## Task item
Please retype the whole listing so that it matches the original exactly.

## Input data
=-=-=-=-=

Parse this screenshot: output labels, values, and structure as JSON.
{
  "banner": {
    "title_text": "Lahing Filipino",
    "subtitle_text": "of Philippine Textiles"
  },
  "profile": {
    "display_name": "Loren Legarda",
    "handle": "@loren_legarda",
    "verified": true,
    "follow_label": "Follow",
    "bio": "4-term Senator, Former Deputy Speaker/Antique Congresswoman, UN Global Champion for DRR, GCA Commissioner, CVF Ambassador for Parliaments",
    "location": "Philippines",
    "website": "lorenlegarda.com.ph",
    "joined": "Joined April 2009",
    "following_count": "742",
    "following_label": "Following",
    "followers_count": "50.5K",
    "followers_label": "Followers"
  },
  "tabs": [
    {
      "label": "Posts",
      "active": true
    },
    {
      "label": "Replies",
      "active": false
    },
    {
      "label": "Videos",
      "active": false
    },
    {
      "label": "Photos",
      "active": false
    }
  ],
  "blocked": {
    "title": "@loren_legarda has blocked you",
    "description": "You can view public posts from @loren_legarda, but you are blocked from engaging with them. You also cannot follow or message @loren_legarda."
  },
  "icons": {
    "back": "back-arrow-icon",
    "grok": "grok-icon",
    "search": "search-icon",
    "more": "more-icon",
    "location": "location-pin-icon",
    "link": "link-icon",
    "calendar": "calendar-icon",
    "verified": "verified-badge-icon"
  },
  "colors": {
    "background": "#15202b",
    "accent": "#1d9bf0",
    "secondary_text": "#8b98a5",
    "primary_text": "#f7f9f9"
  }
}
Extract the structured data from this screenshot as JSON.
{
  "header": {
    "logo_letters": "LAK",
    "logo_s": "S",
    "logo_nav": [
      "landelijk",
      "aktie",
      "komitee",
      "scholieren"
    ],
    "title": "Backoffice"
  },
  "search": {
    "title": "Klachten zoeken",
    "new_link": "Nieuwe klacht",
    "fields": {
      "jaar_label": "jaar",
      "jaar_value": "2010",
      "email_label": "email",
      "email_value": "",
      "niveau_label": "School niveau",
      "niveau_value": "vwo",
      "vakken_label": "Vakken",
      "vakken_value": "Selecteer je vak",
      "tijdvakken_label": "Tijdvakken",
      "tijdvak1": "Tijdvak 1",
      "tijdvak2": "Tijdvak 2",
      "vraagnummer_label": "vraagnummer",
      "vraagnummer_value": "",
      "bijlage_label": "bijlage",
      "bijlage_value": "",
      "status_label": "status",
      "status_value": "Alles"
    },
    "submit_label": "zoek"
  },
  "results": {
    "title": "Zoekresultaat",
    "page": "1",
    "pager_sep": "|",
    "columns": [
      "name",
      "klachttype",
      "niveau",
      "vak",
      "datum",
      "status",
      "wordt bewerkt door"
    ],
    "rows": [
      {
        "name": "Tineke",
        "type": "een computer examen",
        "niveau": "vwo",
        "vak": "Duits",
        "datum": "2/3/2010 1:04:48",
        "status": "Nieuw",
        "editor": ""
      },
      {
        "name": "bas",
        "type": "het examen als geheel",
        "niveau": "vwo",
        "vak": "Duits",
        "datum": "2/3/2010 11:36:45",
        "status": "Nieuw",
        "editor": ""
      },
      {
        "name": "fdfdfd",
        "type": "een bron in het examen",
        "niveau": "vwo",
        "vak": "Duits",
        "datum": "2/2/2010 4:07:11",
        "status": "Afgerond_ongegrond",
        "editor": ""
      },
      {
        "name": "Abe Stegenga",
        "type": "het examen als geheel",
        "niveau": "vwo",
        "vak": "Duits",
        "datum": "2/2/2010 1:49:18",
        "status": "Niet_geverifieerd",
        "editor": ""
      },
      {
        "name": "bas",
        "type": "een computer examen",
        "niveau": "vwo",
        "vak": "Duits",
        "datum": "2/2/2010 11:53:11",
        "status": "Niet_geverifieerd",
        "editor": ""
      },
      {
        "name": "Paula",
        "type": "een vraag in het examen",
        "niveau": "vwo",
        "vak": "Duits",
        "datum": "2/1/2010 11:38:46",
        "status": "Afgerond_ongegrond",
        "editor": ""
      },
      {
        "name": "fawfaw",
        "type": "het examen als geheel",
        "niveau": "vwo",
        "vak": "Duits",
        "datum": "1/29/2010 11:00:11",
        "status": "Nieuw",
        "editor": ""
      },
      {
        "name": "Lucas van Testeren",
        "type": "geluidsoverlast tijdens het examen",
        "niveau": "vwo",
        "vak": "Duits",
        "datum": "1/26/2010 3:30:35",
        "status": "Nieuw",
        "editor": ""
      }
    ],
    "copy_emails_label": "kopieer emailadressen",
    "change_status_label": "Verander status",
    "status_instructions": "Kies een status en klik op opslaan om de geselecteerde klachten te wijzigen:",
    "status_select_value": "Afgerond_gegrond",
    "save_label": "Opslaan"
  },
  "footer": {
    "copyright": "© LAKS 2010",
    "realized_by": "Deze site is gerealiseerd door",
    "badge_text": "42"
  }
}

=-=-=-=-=

## Answer area
Parse this screenshot: output labels, values, and structure as JSON.
{
  "banner": {
    "title_text": "Lahing Filipino",
    "subtitle_text": "of Philippine Textiles"
  },
  "profile": {
    "display_name": "Loren Legarda",
    "handle": "@loren_legarda",
    "verified": true,
    "follow_label": "Follow",
    "bio": "4-term Senator, Former Deputy Speaker/Antique Congresswoman, UN Global Champion for DRR, GCA Commissioner, CVF Ambassador for Parliaments",
    "location": "Philippines",
    "website": "lorenlegarda.com.ph",
    "joined": "Joined April 2009",
    "following_count": "742",
    "following_label": "Following",
    "followers_count": "50.5K",
    "followers_label": "Followers"
  },
  "tabs": [
    {
      "label": "Posts",
      "active": true
    },
    {
      "label": "Replies",
      "active": false
    },
    {
      "label": "Videos",
      "active": false
    },
    {
      "label": "Photos",
      "active": false
    }
  ],
  "blocked": {
    "title": "@loren_legarda has blocked you",
    "description": "You can view public posts from @loren_legarda, but you are blocked from engaging with them. You also cannot follow or message @loren_legarda."
  },
  "icons": {
    "back": "back-arrow-icon",
    "grok": "grok-icon",
    "search": "search-icon",
    "more": "more-icon",
    "location": "location-pin-icon",
    "link": "link-icon",
    "calendar": "calendar-icon",
    "verified": "verified-badge-icon"
  },
  "colors": {
    "background": "#15202b",
    "accent": "#1d9bf0",
    "secondary_text": "#8b98a5",
    "primary_text": "#f7f9f9"
  }
}
Extract the structured data from this screenshot as JSON.
{
  "header": {
    "logo_letters": "LAK",
    "logo_s": "S",
    "logo_nav": [
      "landelijk",
      "aktie",
      "komitee",
      "scholieren"
    ],
    "title": "Backoffice"
  },
  "search": {
    "title": "Klachten zoeken",
    "new_link": "Nieuwe klacht",
    "fields": {
      "jaar_label": "jaar",
      "jaar_value": "2010",
      "email_label": "email",
      "email_value": "",
      "niveau_label": "School niveau",
      "niveau_value": "vwo",
      "vakken_label": "Vakken",
      "vakken_value": "Selecteer je vak",
      "tijdvakken_label": "Tijdvakken",
      "tijdvak1": "Tijdvak 1",
      "tijdvak2": "Tijdvak 2",
      "vraagnummer_label": "vraagnummer",
      "vraagnummer_value": "",
      "bijlage_label": "bijlage",
      "bijlage_value": "",
      "status_label": "status",
      "status_value": "Alles"
    },
    "submit_label": "zoek"
  },
  "results": {
    "title": "Zoekresultaat",
    "page": "1",
    "pager_sep": "|",
    "columns": [
      "name",
      "klachttype",
      "niveau",
      "vak",
      "datum",
      "status",
      "wordt bewerkt door"
    ],
    "rows": [
      {
        "name": "Tineke",
        "type": "een computer examen",
        "niveau": "vwo",
        "vak": "Duits",
        "datum": "2/3/2010 1:04:48",
        "status": "Nieuw",
        "editor": ""
      },
      {
        "name": "bas",
        "type": "het examen als geheel",
        "niveau": "vwo",
        "vak": "Duits",
        "datum": "2/3/2010 11:36:45",
        "status": "Nieuw",
        "editor": ""
      },
      {
        "name": "fdfdfd",
        "type": "een bron in het examen",
        "niveau": "vwo",
        "vak": "Duits",
        "datum": "2/2/2010 4:07:11",
        "status": "Afgerond_ongegrond",
        "editor": ""
      },
      {
        "name": "Abe Stegenga",
        "type": "het examen als geheel",
        "niveau": "vwo",
        "vak": "Duits",
        "datum": "2/2/2010 1:49:18",
        "status": "Niet_geverifieerd",
        "editor": ""
      },
      {
        "name": "bas",
        "type": "een computer examen",
        "niveau": "vwo",
        "vak": "Duits",
        "datum": "2/2/2010 11:53:11",
        "status": "Niet_geverifieerd",
        "editor": ""
      },
      {
        "name": "Paula",
        "type": "een vraag in het examen",
        "niveau": "vwo",
        "vak": "Duits",
        "datum": "2/1/2010 11:38:46",
        "status": "Afgerond_ongegrond",
        "editor": ""
      },
      {
        "name": "fawfaw",
        "type": "het examen als geheel",
        "niveau": "vwo",
        "vak": "Duits",
        "datum": "1/29/2010 11:00:11",
        "status": "Nieuw",
        "editor": ""
      },
      {
        "name": "Lucas van Testeren",
        "type": "geluidsoverlast tijdens het examen",
        "niveau": "vwo",
        "vak": "Duits",
        "datum": "1/26/2010 3:30:35",
        "status": "Nieuw",
        "editor": ""
      }
    ],
    "copy_emails_label": "kopieer emailadressen",
    "change_status_label": "Verander status",
    "status_instructions": "Kies een status en klik op opslaan om de geselecteerde klachten te wijzigen:",
    "status_select_value": "Afgerond_gegrond",
    "save_label": "Opslaan"
  },
  "footer": {
    "copyright": "© LAKS 2010",
    "realized_by": "Deze site is gerealiseerd door",
    "badge_text": "42"
  }
}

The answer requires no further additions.